Headwinds and societal shifts, such as declining marriage and fertility rates, have depressed homeownership levels among young adults. However, according to new research from Freddie Mac, the biggest barrier slowing young prospective buyers has been housing costs rising faster than incomes.
Freddie Mac’s June Insight examined economic and demographic trends from 2000 to 2016 to identify the causes behind the eight percent decrease in the homeownership rate among young adults (under age 35) since the rate’s peak in 2004.
Rising home costs and relatively stagnant income levels have proved to be the primary reason for the decline in young homeowners (49%), followed by lower marriage and fertility rates (22%), and a likely combination of student debt, a preference towards renting, borrowing constraints and other factors (13%). The younger, more racially diverse population (12%), and increased migration to more densely-populated metro areas, which tend to be more expensive (11%), have also suppressed homeownership.
“Historically low mortgage rates and increasingly favorable employment conditions should have generated a far greater number of home purchases by young adults, especially in the last five years,” said Sam Khater, Freddie Mac’s chief economist. “Unfortunately, home-price and rent growth above incomes, driven primarily by a severe shortage of housing supply have been too high of a hurdle for many would-be buyers to clear.”
Added Khater, “At a time when rising home values continue to build housing wealth for most homeowners, these weaker affordability conditions have led to a missed opportunity for the interested young buyers who are unfortunately priced out of the market.”

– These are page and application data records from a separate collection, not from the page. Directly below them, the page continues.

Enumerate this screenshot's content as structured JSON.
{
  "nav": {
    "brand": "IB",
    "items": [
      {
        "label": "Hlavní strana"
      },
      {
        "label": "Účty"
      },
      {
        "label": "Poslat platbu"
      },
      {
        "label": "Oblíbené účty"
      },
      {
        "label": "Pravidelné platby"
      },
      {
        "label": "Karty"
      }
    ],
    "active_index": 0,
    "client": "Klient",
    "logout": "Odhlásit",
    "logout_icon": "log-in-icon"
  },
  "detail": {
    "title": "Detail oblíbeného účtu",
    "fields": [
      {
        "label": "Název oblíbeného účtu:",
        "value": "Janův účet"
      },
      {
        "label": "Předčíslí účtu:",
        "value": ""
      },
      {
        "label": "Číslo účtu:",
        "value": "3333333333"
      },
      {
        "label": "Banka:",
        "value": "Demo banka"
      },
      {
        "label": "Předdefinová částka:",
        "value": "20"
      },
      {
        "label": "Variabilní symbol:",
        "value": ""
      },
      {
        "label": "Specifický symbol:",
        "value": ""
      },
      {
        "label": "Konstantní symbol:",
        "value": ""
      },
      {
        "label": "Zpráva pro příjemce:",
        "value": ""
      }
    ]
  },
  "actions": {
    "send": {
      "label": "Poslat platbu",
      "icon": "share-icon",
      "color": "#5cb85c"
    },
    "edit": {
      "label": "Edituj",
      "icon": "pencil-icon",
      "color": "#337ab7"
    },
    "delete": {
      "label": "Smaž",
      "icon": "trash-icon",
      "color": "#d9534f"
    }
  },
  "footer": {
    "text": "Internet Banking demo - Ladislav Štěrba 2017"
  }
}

The research also looked ahead to 2025 to estimate the homeownership rate among two age cohorts: those ages 25-34 in 2016, and those who will be of that age seven years from now. Under the baseline scenario, Freddie Mac estimates that homeownership rates in 2025 will increase for both cohorts as they age, but still remain below the historical average for their respective age groups.
“Demographics, housing preferences and economic conditions will all play a role in the direction of homeownership in coming years,” added Khater. “If economic conditions improve, and incomes and entry-level housing supply increase in a meaningful way, homeownership rates for today and tomorrow’s young adults could exceed our current projections.”
**Article via Economic Focus**